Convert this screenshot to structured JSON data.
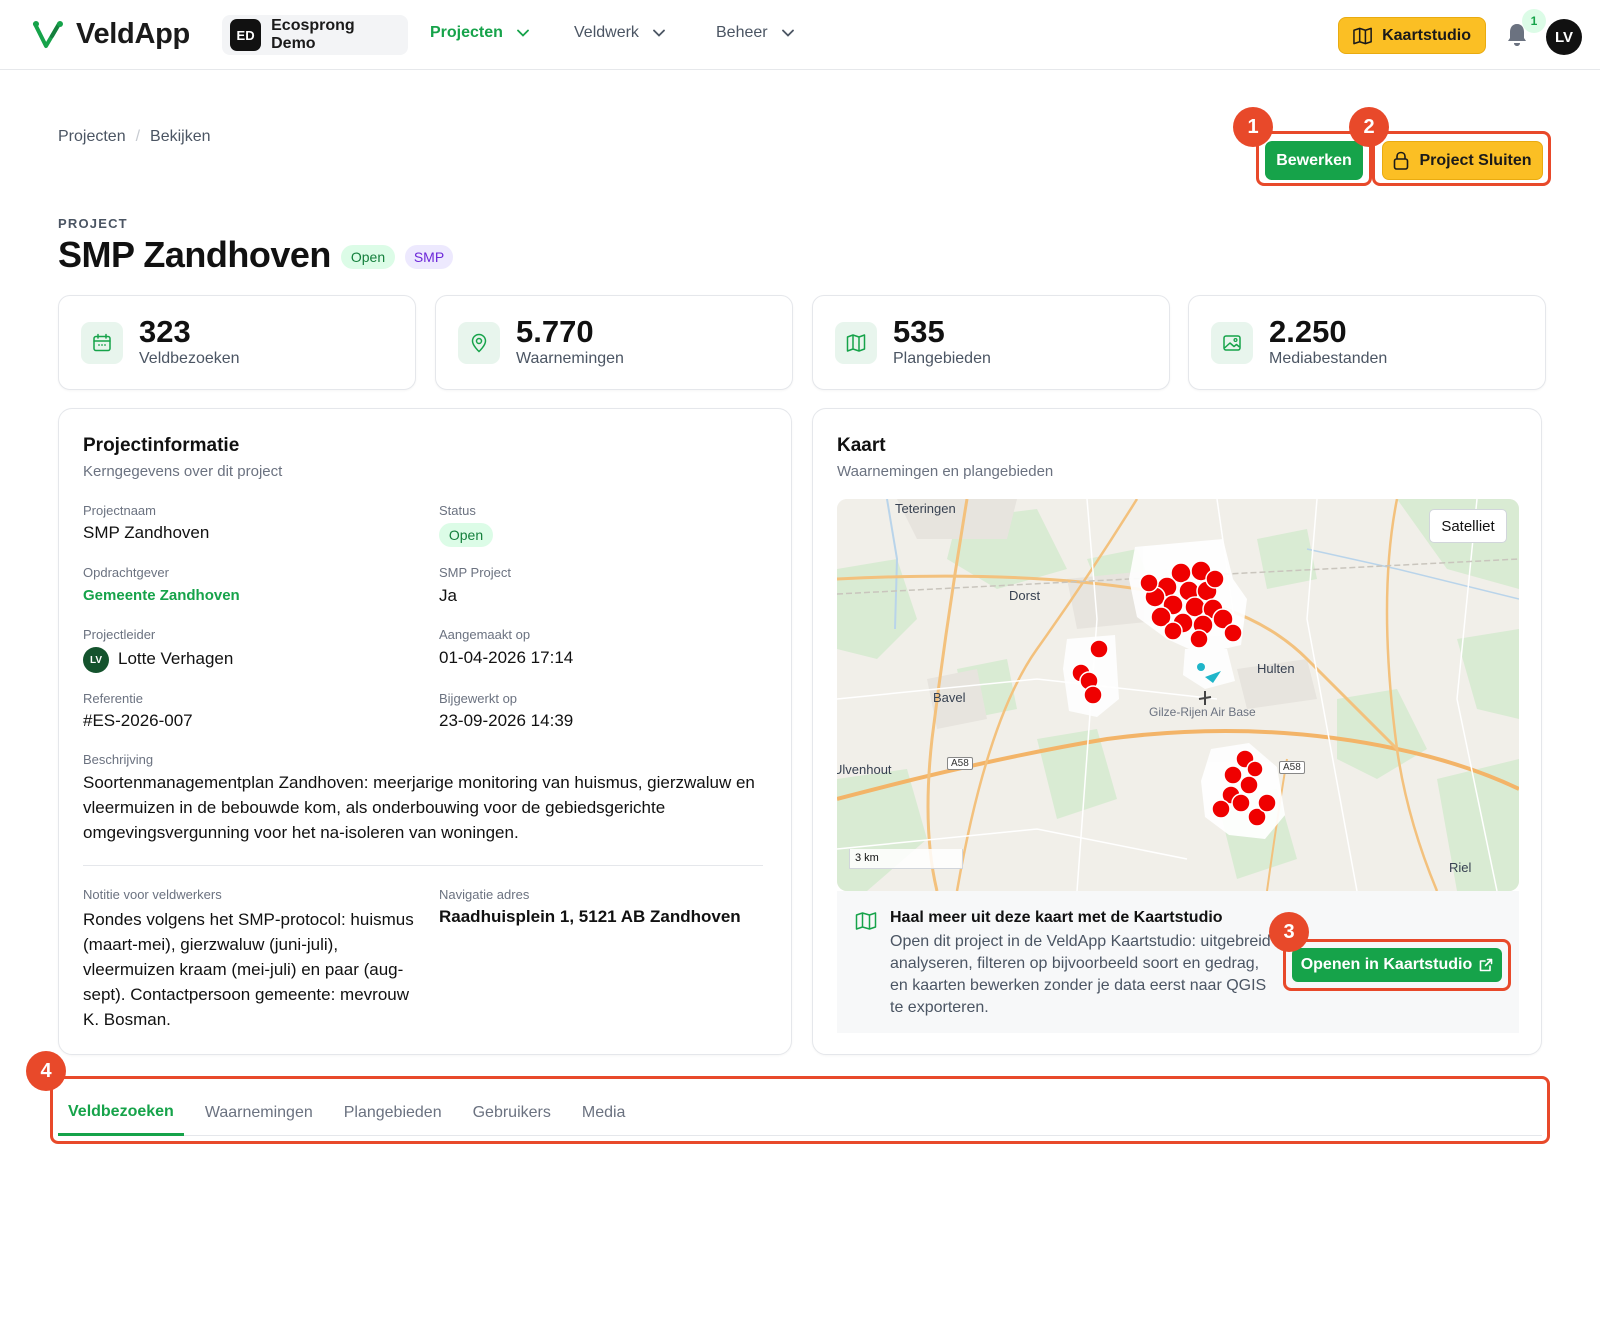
{
  "app": {
    "name": "VeldApp"
  },
  "org": {
    "initials": "ED",
    "name": "Ecosprong Demo"
  },
  "nav": [
    {
      "label": "Projecten",
      "active": true
    },
    {
      "label": "Veldwerk",
      "active": false
    },
    {
      "label": "Beheer",
      "active": false
    }
  ],
  "header": {
    "kaartstudio_label": "Kaartstudio",
    "notification_count": "1",
    "user_initials": "LV"
  },
  "breadcrumb": [
    "Projecten",
    "Bekijken"
  ],
  "actions": {
    "edit_label": "Bewerken",
    "close_label": "Project Sluiten"
  },
  "annotations": [
    "1",
    "2",
    "3",
    "4"
  ],
  "project": {
    "eyebrow": "PROJECT",
    "title": "SMP Zandhoven",
    "badges": [
      "Open",
      "SMP"
    ]
  },
  "stats": [
    {
      "value": "323",
      "label": "Veldbezoeken",
      "icon": "calendar-icon"
    },
    {
      "value": "5.770",
      "label": "Waarnemingen",
      "icon": "map-pin-icon"
    },
    {
      "value": "535",
      "label": "Plangebieden",
      "icon": "map-icon"
    },
    {
      "value": "2.250",
      "label": "Mediabestanden",
      "icon": "image-icon"
    }
  ],
  "info": {
    "title": "Projectinformatie",
    "subtitle": "Kerngegevens over dit project",
    "fields": {
      "projectnaam": {
        "label": "Projectnaam",
        "value": "SMP Zandhoven"
      },
      "status": {
        "label": "Status",
        "value": "Open"
      },
      "opdrachtgever": {
        "label": "Opdrachtgever",
        "value": "Gemeente Zandhoven"
      },
      "smp": {
        "label": "SMP Project",
        "value": "Ja"
      },
      "projectleider": {
        "label": "Projectleider",
        "value": "Lotte Verhagen",
        "initials": "LV"
      },
      "aangemaakt": {
        "label": "Aangemaakt op",
        "value": "01-04-2026 17:14"
      },
      "referentie": {
        "label": "Referentie",
        "value": "#ES-2026-007"
      },
      "bijgewerkt": {
        "label": "Bijgewerkt op",
        "value": "23-09-2026 14:39"
      },
      "beschrijving": {
        "label": "Beschrijving",
        "value": "Soortenmanagementplan Zandhoven: meerjarige monitoring van huismus, gierzwaluw en vleermuizen in de bebouwde kom, als onderbouwing voor de gebiedsgerichte omgevingsvergunning voor het na-isoleren van woningen."
      },
      "notitie": {
        "label": "Notitie voor veldwerkers",
        "value": "Rondes volgens het SMP-protocol: huismus (maart-mei), gierzwaluw (juni-juli), vleermuizen kraam (mei-juli) en paar (aug-sept). Contactpersoon gemeente: mevrouw K. Bosman."
      },
      "navigatie": {
        "label": "Navigatie adres",
        "value": "Raadhuisplein 1, 5121 AB Zandhoven"
      }
    }
  },
  "map": {
    "title": "Kaart",
    "subtitle": "Waarnemingen en plangebieden",
    "toggle_label": "Satelliet",
    "scale_label": "3 km",
    "places": [
      "Teteringen",
      "Dorst",
      "Hulten",
      "Bavel",
      "Gilze-Rijen Air Base",
      "Ulvenhout",
      "Riel"
    ],
    "roads": [
      "A58",
      "A58"
    ],
    "promo": {
      "title": "Haal meer uit deze kaart met de Kaartstudio",
      "text": "Open dit project in de VeldApp Kaartstudio: uitgebreid analyseren, filteren op bijvoorbeeld soort en gedrag, en kaarten bewerken zonder je data eerst naar QGIS te exporteren.",
      "button_label": "Openen in Kaartstudio"
    }
  },
  "tabs": [
    {
      "label": "Veldbezoeken",
      "active": true
    },
    {
      "label": "Waarnemingen",
      "active": false
    },
    {
      "label": "Plangebieden",
      "active": false
    },
    {
      "label": "Gebruikers",
      "active": false
    },
    {
      "label": "Media",
      "active": false
    }
  ],
  "colors": {
    "brand_green": "#16a34a",
    "accent_yellow": "#fbbf24",
    "highlight_red": "#e8492a",
    "marker_red": "#ef0000"
  }
}
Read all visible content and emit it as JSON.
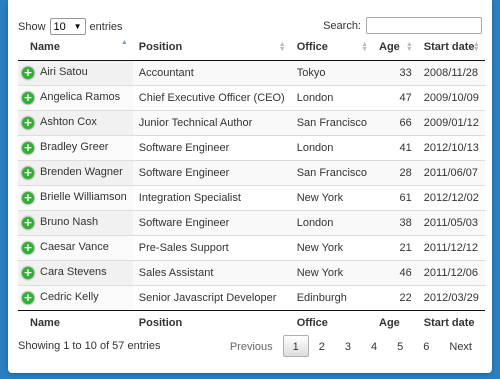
{
  "length": {
    "show_label": "Show",
    "value": "10",
    "entries_label": "entries"
  },
  "search": {
    "label": "Search:",
    "value": ""
  },
  "columns": [
    "Name",
    "Position",
    "Office",
    "Age",
    "Start date"
  ],
  "rows": [
    [
      "Airi Satou",
      "Accountant",
      "Tokyo",
      "33",
      "2008/11/28"
    ],
    [
      "Angelica Ramos",
      "Chief Executive Officer (CEO)",
      "London",
      "47",
      "2009/10/09"
    ],
    [
      "Ashton Cox",
      "Junior Technical Author",
      "San Francisco",
      "66",
      "2009/01/12"
    ],
    [
      "Bradley Greer",
      "Software Engineer",
      "London",
      "41",
      "2012/10/13"
    ],
    [
      "Brenden Wagner",
      "Software Engineer",
      "San Francisco",
      "28",
      "2011/06/07"
    ],
    [
      "Brielle Williamson",
      "Integration Specialist",
      "New York",
      "61",
      "2012/12/02"
    ],
    [
      "Bruno Nash",
      "Software Engineer",
      "London",
      "38",
      "2011/05/03"
    ],
    [
      "Caesar Vance",
      "Pre-Sales Support",
      "New York",
      "21",
      "2011/12/12"
    ],
    [
      "Cara Stevens",
      "Sales Assistant",
      "New York",
      "46",
      "2011/12/06"
    ],
    [
      "Cedric Kelly",
      "Senior Javascript Developer",
      "Edinburgh",
      "22",
      "2012/03/29"
    ]
  ],
  "expand_icon": "+",
  "info": "Showing 1 to 10 of 57 entries",
  "pagination": {
    "previous": "Previous",
    "pages": [
      "1",
      "2",
      "3",
      "4",
      "5",
      "6"
    ],
    "current": "1",
    "next": "Next"
  },
  "colors": {
    "background": "#2a7fc1",
    "expand_icon": "#31b131"
  }
}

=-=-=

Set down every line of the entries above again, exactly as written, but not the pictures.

Convert this screenshot to structured JSON data.
{
  "app": {
    "name": "VeldApp"
  },
  "org": {
    "initials": "ED",
    "name": "Ecosprong Demo"
  },
  "nav": [
    {
      "label": "Projecten",
      "active": true
    },
    {
      "label": "Veldwerk",
      "active": false
    },
    {
      "label": "Beheer",
      "active": false
    }
  ],
  "header": {
    "kaartstudio_label": "Kaartstudio",
    "notification_count": "1",
    "user_initials": "LV"
  },
  "breadcrumb": [
    "Projecten",
    "Bekijken"
  ],
  "actions": {
    "edit_label": "Bewerken",
    "close_label": "Project Sluiten"
  },
  "annotations": [
    "1",
    "2",
    "3",
    "4"
  ],
  "project": {
    "eyebrow": "PROJECT",
    "title": "SMP Zandhoven",
    "badges": [
      "Open",
      "SMP"
    ]
  },
  "stats": [
    {
      "value": "323",
      "label": "Veldbezoeken",
      "icon": "calendar-icon"
    },
    {
      "value": "5.770",
      "label": "Waarnemingen",
      "icon": "map-pin-icon"
    },
    {
      "value": "535",
      "label": "Plangebieden",
      "icon": "map-icon"
    },
    {
      "value": "2.250",
      "label": "Mediabestanden",
      "icon": "image-icon"
    }
  ],
  "info": {
    "title": "Projectinformatie",
    "subtitle": "Kerngegevens over dit project",
    "fields": {
      "projectnaam": {
        "label": "Projectnaam",
        "value": "SMP Zandhoven"
      },
      "status": {
        "label": "Status",
        "value": "Open"
      },
      "opdrachtgever": {
        "label": "Opdrachtgever",
        "value": "Gemeente Zandhoven"
      },
      "smp": {
        "label": "SMP Project",
        "value": "Ja"
      },
      "projectleider": {
        "label": "Projectleider",
        "value": "Lotte Verhagen",
        "initials": "LV"
      },
      "aangemaakt": {
        "label": "Aangemaakt op",
        "value": "01-04-2026 17:14"
      },
      "referentie": {
        "label": "Referentie",
        "value": "#ES-2026-007"
      },
      "bijgewerkt": {
        "label": "Bijgewerkt op",
        "value": "23-09-2026 14:39"
      },
      "beschrijving": {
        "label": "Beschrijving",
        "value": "Soortenmanagementplan Zandhoven: meerjarige monitoring van huismus, gierzwaluw en vleermuizen in de bebouwde kom, als onderbouwing voor de gebiedsgerichte omgevingsvergunning voor het na-isoleren van woningen."
      },
      "notitie": {
        "label": "Notitie voor veldwerkers",
        "value": "Rondes volgens het SMP-protocol: huismus (maart-mei), gierzwaluw (juni-juli), vleermuizen kraam (mei-juli) en paar (aug-sept). Contactpersoon gemeente: mevrouw K. Bosman."
      },
      "navigatie": {
        "label": "Navigatie adres",
        "value": "Raadhuisplein 1, 5121 AB Zandhoven"
      }
    }
  },
  "map": {
    "title": "Kaart",
    "subtitle": "Waarnemingen en plangebieden",
    "toggle_label": "Satelliet",
    "scale_label": "3 km",
    "places": [
      "Teteringen",
      "Dorst",
      "Hulten",
      "Bavel",
      "Gilze-Rijen Air Base",
      "Ulvenhout",
      "Riel"
    ],
    "roads": [
      "A58",
      "A58"
    ],
    "promo": {
      "title": "Haal meer uit deze kaart met de Kaartstudio",
      "text": "Open dit project in de VeldApp Kaartstudio: uitgebreid analyseren, filteren op bijvoorbeeld soort en gedrag, en kaarten bewerken zonder je data eerst naar QGIS te exporteren.",
      "button_label": "Openen in Kaartstudio"
    }
  },
  "tabs": [
    {
      "label": "Veldbezoeken",
      "active": true
    },
    {
      "label": "Waarnemingen",
      "active": false
    },
    {
      "label": "Plangebieden",
      "active": false
    },
    {
      "label": "Gebruikers",
      "active": false
    },
    {
      "label": "Media",
      "active": false
    }
  ],
  "colors": {
    "brand_green": "#16a34a",
    "accent_yellow": "#fbbf24",
    "highlight_red": "#e8492a",
    "marker_red": "#ef0000"
  }
}
Read all visible content and emit it as JSON.
{
  "length": {
    "show_label": "Show",
    "value": "10",
    "entries_label": "entries"
  },
  "search": {
    "label": "Search:",
    "value": ""
  },
  "columns": [
    "Name",
    "Position",
    "Office",
    "Age",
    "Start date"
  ],
  "rows": [
    [
      "Airi Satou",
      "Accountant",
      "Tokyo",
      "33",
      "2008/11/28"
    ],
    [
      "Angelica Ramos",
      "Chief Executive Officer (CEO)",
      "London",
      "47",
      "2009/10/09"
    ],
    [
      "Ashton Cox",
      "Junior Technical Author",
      "San Francisco",
      "66",
      "2009/01/12"
    ],
    [
      "Bradley Greer",
      "Software Engineer",
      "London",
      "41",
      "2012/10/13"
    ],
    [
      "Brenden Wagner",
      "Software Engineer",
      "San Francisco",
      "28",
      "2011/06/07"
    ],
    [
      "Brielle Williamson",
      "Integration Specialist",
      "New York",
      "61",
      "2012/12/02"
    ],
    [
      "Bruno Nash",
      "Software Engineer",
      "London",
      "38",
      "2011/05/03"
    ],
    [
      "Caesar Vance",
      "Pre-Sales Support",
      "New York",
      "21",
      "2011/12/12"
    ],
    [
      "Cara Stevens",
      "Sales Assistant",
      "New York",
      "46",
      "2011/12/06"
    ],
    [
      "Cedric Kelly",
      "Senior Javascript Developer",
      "Edinburgh",
      "22",
      "2012/03/29"
    ]
  ],
  "expand_icon": "+",
  "info": "Showing 1 to 10 of 57 entries",
  "pagination": {
    "previous": "Previous",
    "pages": [
      "1",
      "2",
      "3",
      "4",
      "5",
      "6"
    ],
    "current": "1",
    "next": "Next"
  },
  "colors": {
    "background": "#2a7fc1",
    "expand_icon": "#31b131"
  }
}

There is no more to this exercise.